* Problem requirements
Lines containing the word "caption" are the ones to copy from the records below.

══════════

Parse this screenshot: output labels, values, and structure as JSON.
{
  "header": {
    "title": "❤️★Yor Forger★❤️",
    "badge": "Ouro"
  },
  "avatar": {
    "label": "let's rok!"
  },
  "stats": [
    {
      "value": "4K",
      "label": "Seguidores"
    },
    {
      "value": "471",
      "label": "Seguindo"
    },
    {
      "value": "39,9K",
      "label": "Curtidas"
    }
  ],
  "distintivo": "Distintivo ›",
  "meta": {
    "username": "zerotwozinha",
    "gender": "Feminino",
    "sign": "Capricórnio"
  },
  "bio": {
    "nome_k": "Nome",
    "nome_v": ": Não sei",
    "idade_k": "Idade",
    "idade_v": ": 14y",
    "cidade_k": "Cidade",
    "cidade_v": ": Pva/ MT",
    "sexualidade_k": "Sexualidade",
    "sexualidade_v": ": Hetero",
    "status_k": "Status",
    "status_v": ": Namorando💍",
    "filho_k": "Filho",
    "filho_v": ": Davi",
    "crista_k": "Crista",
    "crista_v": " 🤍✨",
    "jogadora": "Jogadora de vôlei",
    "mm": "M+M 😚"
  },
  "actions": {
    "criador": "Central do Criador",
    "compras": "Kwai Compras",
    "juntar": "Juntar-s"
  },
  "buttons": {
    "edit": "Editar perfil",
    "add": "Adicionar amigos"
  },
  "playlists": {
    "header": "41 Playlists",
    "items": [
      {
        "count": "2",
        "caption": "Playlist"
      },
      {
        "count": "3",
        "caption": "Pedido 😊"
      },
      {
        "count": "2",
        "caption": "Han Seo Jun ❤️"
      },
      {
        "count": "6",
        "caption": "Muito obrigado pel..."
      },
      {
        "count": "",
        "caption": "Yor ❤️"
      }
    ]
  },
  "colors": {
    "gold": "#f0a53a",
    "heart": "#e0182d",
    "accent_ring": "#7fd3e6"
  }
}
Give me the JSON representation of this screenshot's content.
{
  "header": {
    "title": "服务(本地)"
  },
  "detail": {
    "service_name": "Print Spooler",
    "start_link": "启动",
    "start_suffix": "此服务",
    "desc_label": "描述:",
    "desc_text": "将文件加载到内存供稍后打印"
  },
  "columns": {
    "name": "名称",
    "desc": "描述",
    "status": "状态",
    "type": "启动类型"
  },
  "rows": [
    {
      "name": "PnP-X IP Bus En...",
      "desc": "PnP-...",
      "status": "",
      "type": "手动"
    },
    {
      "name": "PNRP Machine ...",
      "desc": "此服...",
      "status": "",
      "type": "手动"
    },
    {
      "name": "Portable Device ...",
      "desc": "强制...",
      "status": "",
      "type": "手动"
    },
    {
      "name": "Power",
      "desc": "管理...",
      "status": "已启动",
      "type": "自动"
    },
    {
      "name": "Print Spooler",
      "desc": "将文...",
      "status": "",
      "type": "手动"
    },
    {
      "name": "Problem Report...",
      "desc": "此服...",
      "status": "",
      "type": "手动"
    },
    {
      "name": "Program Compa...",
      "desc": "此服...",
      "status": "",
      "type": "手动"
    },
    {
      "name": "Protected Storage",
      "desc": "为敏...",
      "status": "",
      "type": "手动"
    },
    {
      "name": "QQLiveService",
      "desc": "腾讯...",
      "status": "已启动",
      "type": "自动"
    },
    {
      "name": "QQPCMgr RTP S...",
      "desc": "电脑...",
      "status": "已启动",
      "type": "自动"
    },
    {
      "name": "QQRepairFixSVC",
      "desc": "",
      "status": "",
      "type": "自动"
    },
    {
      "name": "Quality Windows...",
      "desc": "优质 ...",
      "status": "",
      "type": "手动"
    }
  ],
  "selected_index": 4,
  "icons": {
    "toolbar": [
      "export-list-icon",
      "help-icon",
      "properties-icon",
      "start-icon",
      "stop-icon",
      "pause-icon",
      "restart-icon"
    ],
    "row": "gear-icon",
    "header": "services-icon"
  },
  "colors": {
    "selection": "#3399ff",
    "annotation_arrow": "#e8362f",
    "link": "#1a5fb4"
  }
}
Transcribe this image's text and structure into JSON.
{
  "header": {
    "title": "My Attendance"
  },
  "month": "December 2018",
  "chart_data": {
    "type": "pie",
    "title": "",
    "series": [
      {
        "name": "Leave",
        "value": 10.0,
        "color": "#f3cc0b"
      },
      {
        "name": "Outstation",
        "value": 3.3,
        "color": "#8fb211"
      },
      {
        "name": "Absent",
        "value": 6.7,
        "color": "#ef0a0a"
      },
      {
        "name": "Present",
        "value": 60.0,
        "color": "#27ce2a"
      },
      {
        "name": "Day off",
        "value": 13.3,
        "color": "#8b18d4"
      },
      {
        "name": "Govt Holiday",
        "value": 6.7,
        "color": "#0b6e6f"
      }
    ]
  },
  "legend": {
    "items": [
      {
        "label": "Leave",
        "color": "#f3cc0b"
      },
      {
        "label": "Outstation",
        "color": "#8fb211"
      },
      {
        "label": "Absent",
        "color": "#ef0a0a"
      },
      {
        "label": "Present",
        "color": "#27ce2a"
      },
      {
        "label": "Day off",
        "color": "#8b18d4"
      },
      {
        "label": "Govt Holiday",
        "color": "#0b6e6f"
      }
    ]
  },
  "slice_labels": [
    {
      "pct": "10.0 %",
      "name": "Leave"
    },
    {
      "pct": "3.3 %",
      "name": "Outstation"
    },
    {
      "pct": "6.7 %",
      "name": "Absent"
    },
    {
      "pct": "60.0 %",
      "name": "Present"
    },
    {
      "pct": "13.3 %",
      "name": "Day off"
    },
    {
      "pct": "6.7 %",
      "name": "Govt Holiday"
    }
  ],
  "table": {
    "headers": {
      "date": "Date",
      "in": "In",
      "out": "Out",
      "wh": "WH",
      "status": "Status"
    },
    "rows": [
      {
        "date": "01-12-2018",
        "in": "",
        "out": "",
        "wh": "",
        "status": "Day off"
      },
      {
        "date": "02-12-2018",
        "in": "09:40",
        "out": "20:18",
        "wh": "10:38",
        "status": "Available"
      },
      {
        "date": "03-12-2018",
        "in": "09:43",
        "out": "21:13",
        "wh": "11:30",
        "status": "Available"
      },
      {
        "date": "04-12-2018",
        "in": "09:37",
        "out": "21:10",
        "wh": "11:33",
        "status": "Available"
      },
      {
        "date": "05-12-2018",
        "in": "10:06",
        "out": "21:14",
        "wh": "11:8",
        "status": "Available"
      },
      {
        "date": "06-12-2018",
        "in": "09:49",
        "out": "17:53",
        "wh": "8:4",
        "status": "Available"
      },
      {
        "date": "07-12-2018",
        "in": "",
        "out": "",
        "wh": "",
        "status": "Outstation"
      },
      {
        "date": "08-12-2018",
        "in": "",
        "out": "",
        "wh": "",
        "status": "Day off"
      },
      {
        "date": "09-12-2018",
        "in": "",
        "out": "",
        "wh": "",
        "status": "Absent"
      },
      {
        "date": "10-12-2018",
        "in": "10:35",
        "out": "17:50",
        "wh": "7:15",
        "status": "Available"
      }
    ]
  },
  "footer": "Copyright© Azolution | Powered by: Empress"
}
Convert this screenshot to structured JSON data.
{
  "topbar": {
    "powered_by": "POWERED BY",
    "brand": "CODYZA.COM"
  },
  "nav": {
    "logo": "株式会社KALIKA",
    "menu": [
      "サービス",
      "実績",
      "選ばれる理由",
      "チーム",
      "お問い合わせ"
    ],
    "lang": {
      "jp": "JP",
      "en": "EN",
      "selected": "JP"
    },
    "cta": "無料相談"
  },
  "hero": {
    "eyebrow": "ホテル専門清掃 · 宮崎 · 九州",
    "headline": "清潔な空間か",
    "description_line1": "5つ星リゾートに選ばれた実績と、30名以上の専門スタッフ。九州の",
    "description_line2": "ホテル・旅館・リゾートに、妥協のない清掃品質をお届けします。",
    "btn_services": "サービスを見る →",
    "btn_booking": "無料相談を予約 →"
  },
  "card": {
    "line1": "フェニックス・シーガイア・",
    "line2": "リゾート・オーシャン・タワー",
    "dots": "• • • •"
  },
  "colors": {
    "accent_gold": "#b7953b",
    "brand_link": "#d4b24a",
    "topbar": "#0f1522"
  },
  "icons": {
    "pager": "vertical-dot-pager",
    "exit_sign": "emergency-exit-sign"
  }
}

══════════

* Result of this exercise
        "caption": "Playlist"
        "caption": "Pedido 😊"
        "caption": "Han Seo Jun ❤️"
        "caption": "Muito obrigado pel..."
        "caption": "Yor ❤️"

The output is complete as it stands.